▸ **WHAT YOU WILL DO**
Where in the records does the word "text" appear? Copy each line that holds it.

▸ **Entries from a dataset of interfaces**
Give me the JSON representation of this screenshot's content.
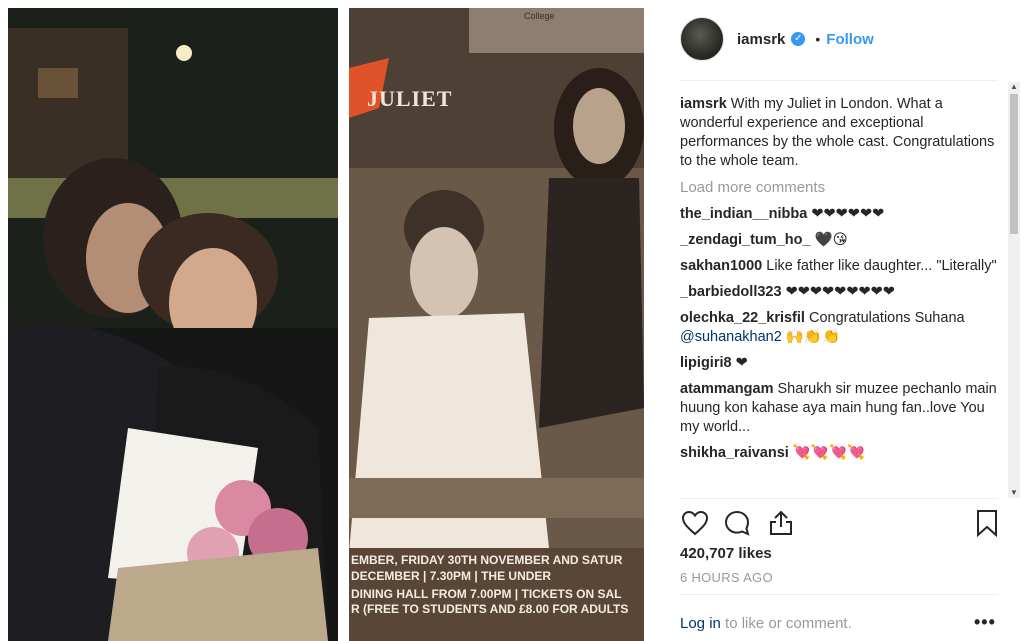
{
  "photo": {
    "left_alt": "man and daughter with flowers",
    "poster_brand": "JULIET",
    "poster_sign": "College",
    "poster_line1": "EMBER, FRIDAY 30TH NOVEMBER AND SATUR",
    "poster_line2": "DECEMBER | 7.30PM | THE UNDER",
    "poster_line3": "DINING HALL FROM 7.00PM | TICKETS ON SAL",
    "poster_line4": "R (FREE TO STUDENTS AND £8.00 FOR ADULTS"
  },
  "header": {
    "username": "iamsrk",
    "follow_label": "Follow"
  },
  "caption": {
    "username": "iamsrk",
    "text": "With my Juliet in London. What a wonderful experience and exceptional performances by the whole cast. Congratulations to the whole team."
  },
  "load_more": "Load more comments",
  "comments": [
    {
      "user": "the_indian__nibba",
      "text": "❤❤❤❤❤❤"
    },
    {
      "user": "_zendagi_tum_ho_",
      "text": "🖤😘"
    },
    {
      "user": "sakhan1000",
      "text": "Like father like daughter... \"Literally\""
    },
    {
      "user": "_barbiedoll323",
      "text": "❤❤❤❤❤❤❤❤❤"
    },
    {
      "user": "olechka_22_krisfil",
      "text": "Congratulations Suhana",
      "mention": "@suhanakhan2",
      "after": "🙌👏👏"
    },
    {
      "user": "lipigiri8",
      "text": "❤"
    },
    {
      "user": "atammangam",
      "text": "Sharukh sir muzee pechanlo main huung kon kahase aya main hung fan..love You my world..."
    },
    {
      "user": "shikha_raivansi",
      "text": "💘💘💘💘"
    }
  ],
  "likes": "420,707 likes",
  "time": "6 HOURS AGO",
  "login": {
    "link": "Log in",
    "rest": " to like or comment."
  },
  "colors": {
    "accent": "#3897f0",
    "heart": "#e0142b",
    "muted": "#999999"
  },
  "icons": [
    "heart-icon",
    "comment-icon",
    "share-icon",
    "bookmark-icon",
    "more-icon",
    "verified-icon"
  ]
}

▸ **OUTPUT**
    "text": "With my Juliet in London. What a wonderful experience and exceptional performances by the whole cast. Congratulations to the whole team."
      "text": "❤❤❤❤❤❤"
      "text": "🖤😘"
      "text": "Like father like daughter... \"Literally\""
      "text": "❤❤❤❤❤❤❤❤❤"
      "text": "Congratulations Suhana",
      "text": "❤"
      "text": "Sharukh sir muzee pechanlo main huung kon kahase aya main hung fan..love You my world..."
      "text": "💘💘💘💘"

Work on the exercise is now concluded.